Teege says she does not want to keep secrets from her friends and family. Two years went by before she could reveal her Nazi roots to her friends in Israel, descendants of Holocaust victims and survivors. She didn’t know if any of them were directly connected to Plaszow, and she was afraid how they might react.
But in her book, Teege describes her Jewish friends as being empathetic. “They cried with me.”
She also has spoken with her young sons.
“It was important to me not to keep it a secret,” she says. She doesn’t want them to go through the shock of discovery, which became almost as traumatic for Teege as the truth itself.
“But I have not let them watch ‘Schindler’s List,’ ” she says. “They should be older.”
People assume she has watched the movie many times. They are wrong. She doesn’t feel the need to watch it over and over. She knows her grandfather’s story.
A woman with two lives
It has been more than seven years since Teege learned she was the granddaughter of Amon Goeth. She thinks of her stranger-than-fiction life as a puzzle with many pieces but missing a frame. Her discovery at the Hamburg library helped her put it all together.
“My life is much better than what it used to be,” she says.
She is thankful she had an identity in her “before” years. That’s what she held onto in the “after” years.
Teege’s mother has not called her daughter again since their last meeting. In Teege’s book, Hertwig says she didn’t understand her daughter’s need for reconciliation and felt it was too late to start a relationship.
But Teege’s quest to know her true identity opened other doors. Growing up, she’d never felt a need to find her biological father. But once she had come to terms with her mother’s family, she sought out her father, too. They finally met, and the two remain in contact.

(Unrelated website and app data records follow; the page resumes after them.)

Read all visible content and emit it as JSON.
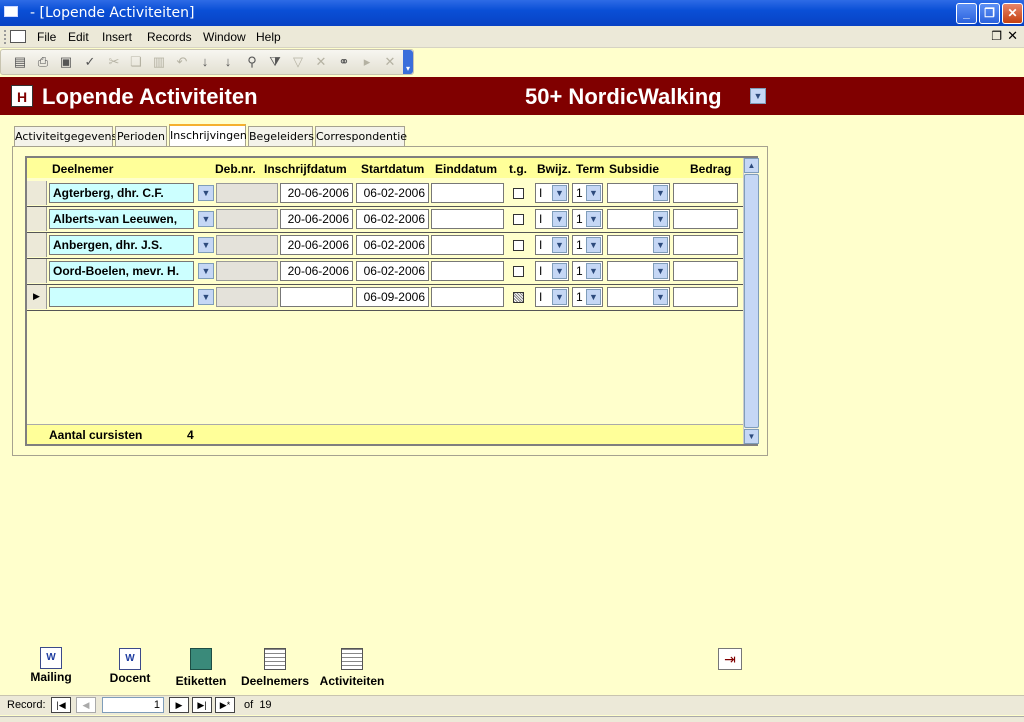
{
  "window": {
    "title": "- [Lopende Activiteiten]"
  },
  "menu": [
    "File",
    "Edit",
    "Insert",
    "Records",
    "Window",
    "Help"
  ],
  "toolbar": {
    "icons": [
      "view-icon",
      "print-icon",
      "save-icon",
      "spellcheck-icon",
      "cut-icon",
      "copy-icon",
      "paste-icon",
      "undo-icon",
      "sort-ascending-icon",
      "sort-descending-icon",
      "filter-by-selection-icon",
      "filter-by-form-icon",
      "apply-filter-icon",
      "delete-icon",
      "find-icon",
      "new-record-icon",
      "delete-record-icon"
    ]
  },
  "header": {
    "icon_letter": "H",
    "form_title": "Lopende Activiteiten",
    "activity": "50+ NordicWalking"
  },
  "tabs": [
    "Activiteitgegevens",
    "Perioden",
    "Inschrijvingen",
    "Begeleiders",
    "Correspondentie"
  ],
  "active_tab": "Inschrijvingen",
  "subform": {
    "columns": [
      "Deelnemer",
      "Deb.nr.",
      "Inschrijfdatum",
      "Startdatum",
      "Einddatum",
      "t.g.",
      "Bwijz.",
      "Term",
      "Subsidie",
      "Bedrag"
    ],
    "rows": [
      {
        "deelnemer": "Agterberg, dhr. C.F.",
        "debnr": "",
        "inschrijfdatum": "20-06-2006",
        "startdatum": "06-02-2006",
        "einddatum": "",
        "tg": false,
        "bwijz": "I",
        "term": "1",
        "subsidie": "",
        "bedrag": ""
      },
      {
        "deelnemer": "Alberts-van Leeuwen,",
        "debnr": "",
        "inschrijfdatum": "20-06-2006",
        "startdatum": "06-02-2006",
        "einddatum": "",
        "tg": false,
        "bwijz": "I",
        "term": "1",
        "subsidie": "",
        "bedrag": ""
      },
      {
        "deelnemer": "Anbergen, dhr. J.S.",
        "debnr": "",
        "inschrijfdatum": "20-06-2006",
        "startdatum": "06-02-2006",
        "einddatum": "",
        "tg": false,
        "bwijz": "I",
        "term": "1",
        "subsidie": "",
        "bedrag": ""
      },
      {
        "deelnemer": "Oord-Boelen, mevr. H.",
        "debnr": "",
        "inschrijfdatum": "20-06-2006",
        "startdatum": "06-02-2006",
        "einddatum": "",
        "tg": false,
        "bwijz": "I",
        "term": "1",
        "subsidie": "",
        "bedrag": ""
      },
      {
        "deelnemer": "",
        "debnr": "",
        "inschrijfdatum": "",
        "startdatum": "06-09-2006",
        "einddatum": "",
        "tg": null,
        "bwijz": "I",
        "term": "1",
        "subsidie": "",
        "bedrag": ""
      }
    ],
    "footer_label": "Aantal cursisten",
    "footer_value": "4"
  },
  "buttons": [
    "Mailing",
    "Docent",
    "Etiketten",
    "Deelnemers",
    "Activiteiten"
  ],
  "recnav": {
    "label": "Record:",
    "current": "1",
    "of_label": "of",
    "total": "19"
  },
  "colors": {
    "header_bg": "#800000",
    "form_bg": "#FFFFCC",
    "name_cell": "#CCFFFF",
    "title_bar": "#0A4FD6"
  }
}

“It’s a nice addition – to know my black heritage,” she says. “And crucial. It’s part of my identity.”
At 45, Teege says she is now a woman with two lives. She is a mother and a teacher. That’s the part she calls normal. The other life is led as the granddaughter of Amon Goeth. She knows she has to keep the two separate.

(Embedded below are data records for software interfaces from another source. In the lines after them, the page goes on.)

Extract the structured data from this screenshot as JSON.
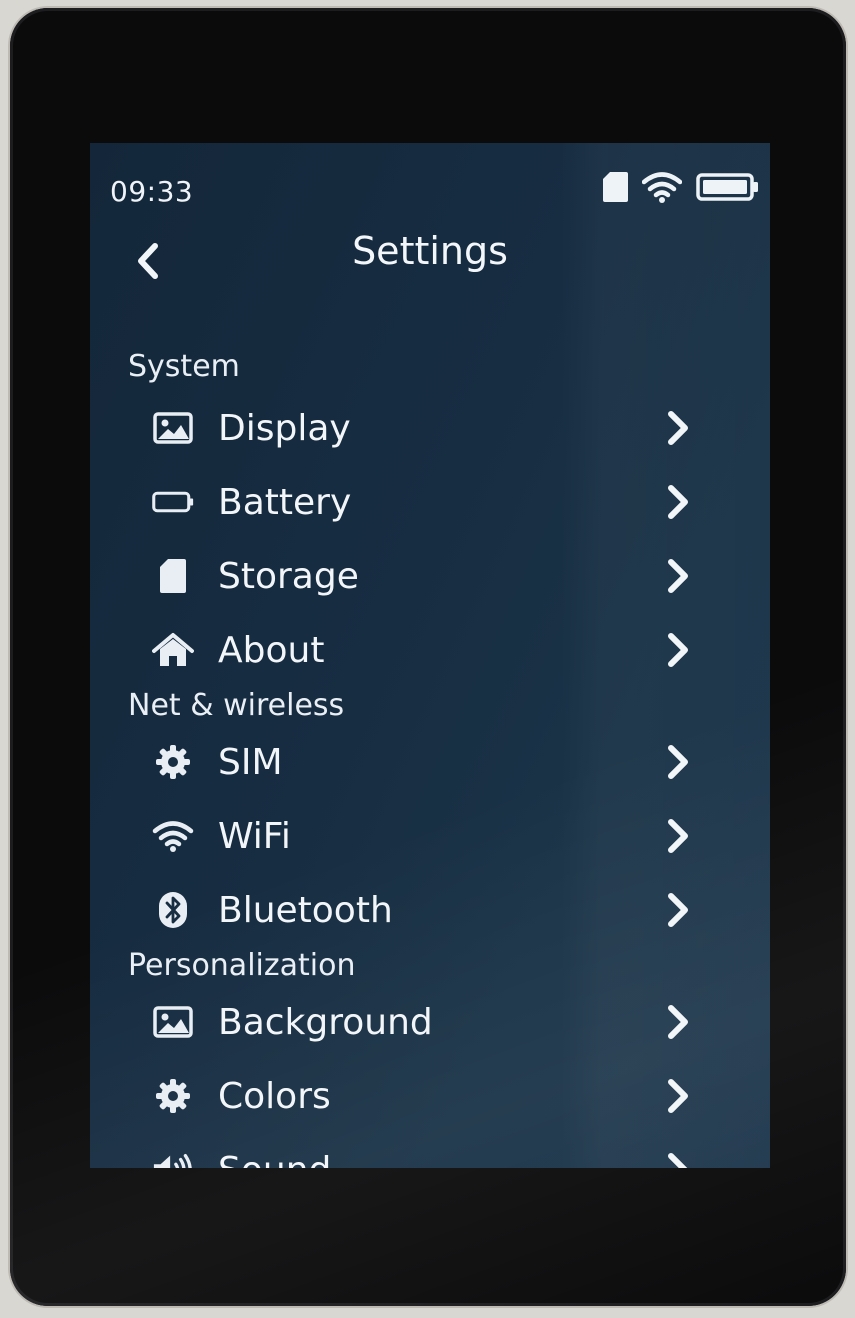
{
  "status_bar": {
    "time": "09:33",
    "icons": [
      "sd-card-icon",
      "wifi-icon",
      "battery-icon"
    ]
  },
  "header": {
    "title": "Settings",
    "back_icon": "chevron-left-icon"
  },
  "sections": [
    {
      "label": "System",
      "items": [
        {
          "label": "Display",
          "icon": "image-icon"
        },
        {
          "label": "Battery",
          "icon": "battery-icon"
        },
        {
          "label": "Storage",
          "icon": "sd-card-icon"
        },
        {
          "label": "About",
          "icon": "home-icon"
        }
      ]
    },
    {
      "label": "Net & wireless",
      "items": [
        {
          "label": "SIM",
          "icon": "gear-icon"
        },
        {
          "label": "WiFi",
          "icon": "wifi-icon"
        },
        {
          "label": "Bluetooth",
          "icon": "bluetooth-icon"
        }
      ]
    },
    {
      "label": "Personalization",
      "items": [
        {
          "label": "Background",
          "icon": "image-icon"
        },
        {
          "label": "Colors",
          "icon": "gear-icon"
        },
        {
          "label": "Sound",
          "icon": "speaker-icon"
        }
      ]
    }
  ],
  "colors": {
    "screen_bg": "#172d42",
    "text": "#f3f6f9",
    "icon": "#e8eef4"
  }
}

Most of all, she has learned not to live constantly in the past.